==== RECORDS SHOWN ====

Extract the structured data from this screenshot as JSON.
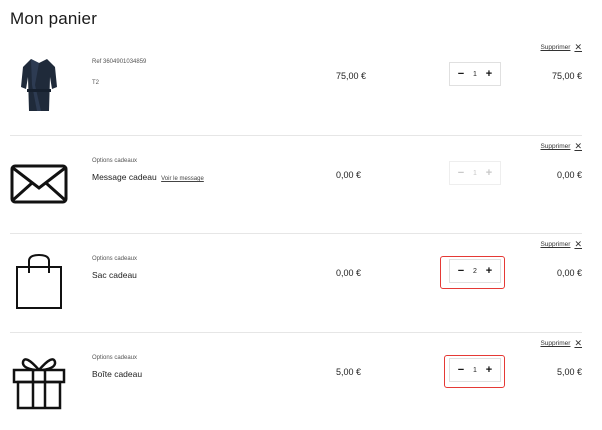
{
  "page": {
    "title": "Mon panier"
  },
  "cart": {
    "remove_label": "Supprimer",
    "items": [
      {
        "type": "product",
        "icon": "bathrobe-icon",
        "ref": "Ref 3604901034859",
        "size": "T2",
        "price": "75,00 €",
        "quantity": "1",
        "total": "75,00 €",
        "stepper_disabled": false
      },
      {
        "type": "gift-option",
        "icon": "envelope-icon",
        "category": "Options cadeaux",
        "name": "Message cadeau",
        "link": "Voir le message",
        "price": "0,00 €",
        "quantity": "1",
        "total": "0,00 €",
        "stepper_disabled": true
      },
      {
        "type": "gift-option",
        "icon": "shopping-bag-icon",
        "category": "Options cadeaux",
        "name": "Sac cadeau",
        "price": "0,00 €",
        "quantity": "2",
        "total": "0,00 €",
        "stepper_disabled": false,
        "highlighted": true
      },
      {
        "type": "gift-option",
        "icon": "gift-box-icon",
        "category": "Options cadeaux",
        "name": "Boîte cadeau",
        "price": "5,00 €",
        "quantity": "1",
        "total": "5,00 €",
        "stepper_disabled": false,
        "highlighted": true
      }
    ]
  },
  "colors": {
    "highlight": "#e53935",
    "text": "#222222",
    "divider": "#e6e6e6"
  },
  "symbols": {
    "minus": "−",
    "plus": "+",
    "close": "✕"
  }
}
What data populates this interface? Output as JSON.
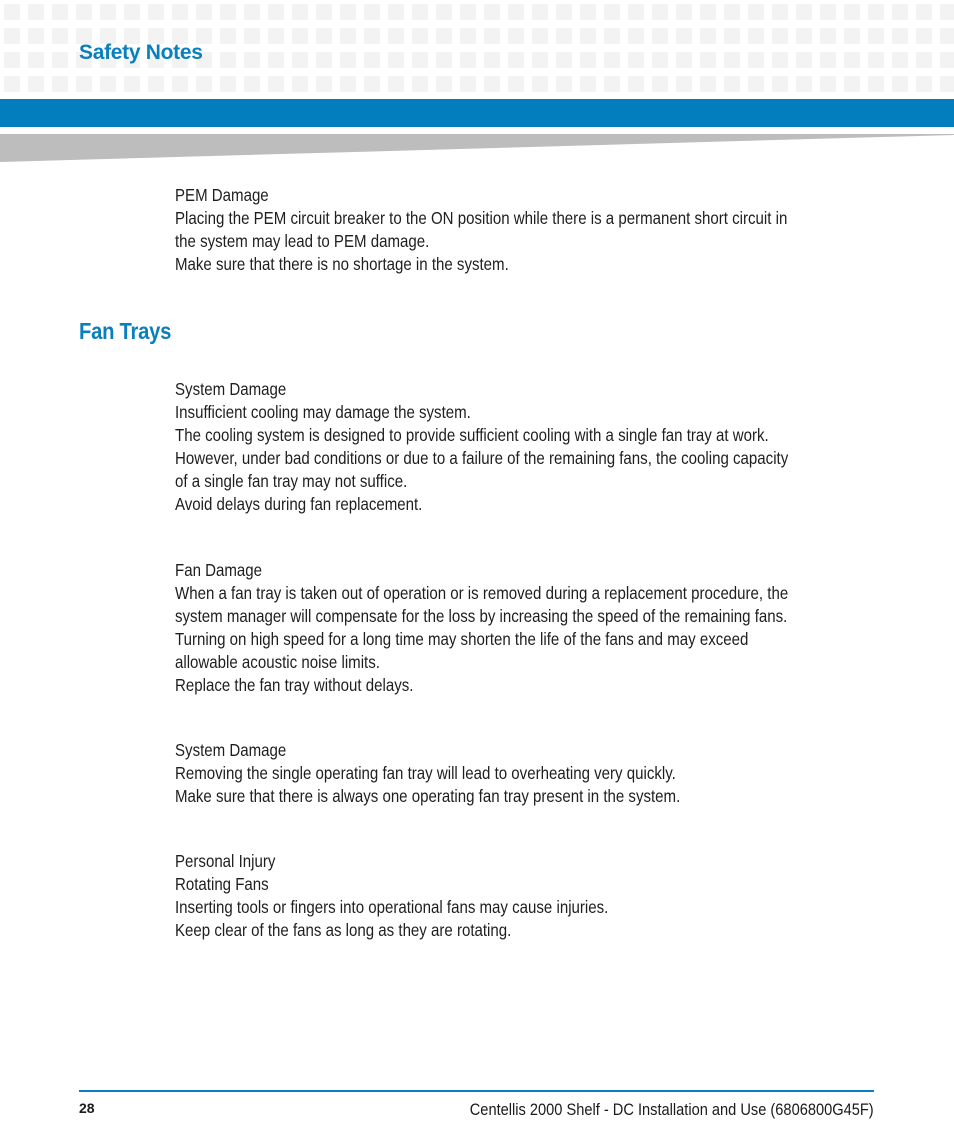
{
  "header": {
    "section_title": "Safety Notes",
    "accent_color": "#027dbd"
  },
  "pem_note": {
    "title": "PEM Damage",
    "lines": [
      "Placing the PEM circuit breaker to the ON position while there is a permanent short circuit in",
      "the system may lead to PEM damage.",
      "Make sure that there is no shortage in the system."
    ]
  },
  "fan_trays": {
    "heading": "Fan Trays",
    "notes": [
      {
        "title": "System Damage",
        "lines": [
          "Insufficient cooling may damage the system.",
          "The cooling system is designed to provide sufficient cooling with a single fan tray at work.",
          "However, under bad conditions or due to a failure of the remaining fans, the cooling capacity",
          "of a single fan tray may not suffice.",
          "Avoid delays during fan replacement."
        ]
      },
      {
        "title": "Fan Damage",
        "lines": [
          "When a fan tray is taken out of operation or is removed during a replacement procedure, the",
          "system manager will compensate for the loss by increasing the speed of the remaining fans.",
          "Turning on high speed for a long time may shorten the life of the fans and may exceed",
          "allowable acoustic noise limits.",
          "Replace the fan tray without delays."
        ]
      },
      {
        "title": "System Damage",
        "lines": [
          "Removing the single operating fan tray will lead to overheating very quickly.",
          "Make sure that there is always one operating fan tray present in the system."
        ]
      },
      {
        "title": "Personal Injury",
        "lines": [
          "Rotating Fans",
          "Inserting tools or fingers into operational fans may cause injuries.",
          "Keep clear of the fans as long as they are rotating."
        ]
      }
    ]
  },
  "footer": {
    "page_number": "28",
    "document_title": "Centellis 2000 Shelf - DC Installation and Use (6806800G45F)"
  }
}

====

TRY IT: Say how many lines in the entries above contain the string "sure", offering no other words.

ANSWER SECTION: 2